> _Exercise_: Set down every entry once more, exactly as it appears.
============================================================
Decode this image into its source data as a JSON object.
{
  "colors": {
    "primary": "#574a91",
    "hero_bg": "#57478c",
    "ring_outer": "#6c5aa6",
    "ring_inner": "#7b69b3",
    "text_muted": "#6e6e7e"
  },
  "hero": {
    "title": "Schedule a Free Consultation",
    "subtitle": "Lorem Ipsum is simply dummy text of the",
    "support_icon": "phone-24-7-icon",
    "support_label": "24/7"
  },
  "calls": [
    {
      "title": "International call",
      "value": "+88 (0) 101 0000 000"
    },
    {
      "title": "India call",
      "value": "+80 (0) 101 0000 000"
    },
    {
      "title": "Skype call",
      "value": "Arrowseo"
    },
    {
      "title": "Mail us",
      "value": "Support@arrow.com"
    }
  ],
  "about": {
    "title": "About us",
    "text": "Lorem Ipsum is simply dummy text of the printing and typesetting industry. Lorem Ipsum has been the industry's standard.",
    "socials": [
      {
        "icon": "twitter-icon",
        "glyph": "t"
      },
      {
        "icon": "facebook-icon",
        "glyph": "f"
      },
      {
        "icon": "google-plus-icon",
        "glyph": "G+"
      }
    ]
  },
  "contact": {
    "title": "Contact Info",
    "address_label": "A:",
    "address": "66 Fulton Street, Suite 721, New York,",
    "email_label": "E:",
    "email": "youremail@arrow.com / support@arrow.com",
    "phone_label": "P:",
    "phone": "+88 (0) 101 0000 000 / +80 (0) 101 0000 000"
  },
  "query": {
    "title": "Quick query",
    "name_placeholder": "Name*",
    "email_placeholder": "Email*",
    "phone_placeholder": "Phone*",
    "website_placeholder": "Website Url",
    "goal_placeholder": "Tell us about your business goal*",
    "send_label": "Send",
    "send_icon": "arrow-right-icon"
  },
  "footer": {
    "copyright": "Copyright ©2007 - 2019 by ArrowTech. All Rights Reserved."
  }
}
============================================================
> _Answer to the problem_:
Decode this image into its source data as a JSON object.
{
  "colors": {
    "primary": "#574a91",
    "hero_bg": "#57478c",
    "ring_outer": "#6c5aa6",
    "ring_inner": "#7b69b3",
    "text_muted": "#6e6e7e"
  },
  "hero": {
    "title": "Schedule a Free Consultation",
    "subtitle": "Lorem Ipsum is simply dummy text of the",
    "support_icon": "phone-24-7-icon",
    "support_label": "24/7"
  },
  "calls": [
    {
      "title": "International call",
      "value": "+88 (0) 101 0000 000"
    },
    {
      "title": "India call",
      "value": "+80 (0) 101 0000 000"
    },
    {
      "title": "Skype call",
      "value": "Arrowseo"
    },
    {
      "title": "Mail us",
      "value": "Support@arrow.com"
    }
  ],
  "about": {
    "title": "About us",
    "text": "Lorem Ipsum is simply dummy text of the printing and typesetting industry. Lorem Ipsum has been the industry's standard.",
    "socials": [
      {
        "icon": "twitter-icon",
        "glyph": "t"
      },
      {
        "icon": "facebook-icon",
        "glyph": "f"
      },
      {
        "icon": "google-plus-icon",
        "glyph": "G+"
      }
    ]
  },
  "contact": {
    "title": "Contact Info",
    "address_label": "A:",
    "address": "66 Fulton Street, Suite 721, New York,",
    "email_label": "E:",
    "email": "youremail@arrow.com / support@arrow.com",
    "phone_label": "P:",
    "phone": "+88 (0) 101 0000 000 / +80 (0) 101 0000 000"
  },
  "query": {
    "title": "Quick query",
    "name_placeholder": "Name*",
    "email_placeholder": "Email*",
    "phone_placeholder": "Phone*",
    "website_placeholder": "Website Url",
    "goal_placeholder": "Tell us about your business goal*",
    "send_label": "Send",
    "send_icon": "arrow-right-icon"
  },
  "footer": {
    "copyright": "Copyright ©2007 - 2019 by ArrowTech. All Rights Reserved."
  }
}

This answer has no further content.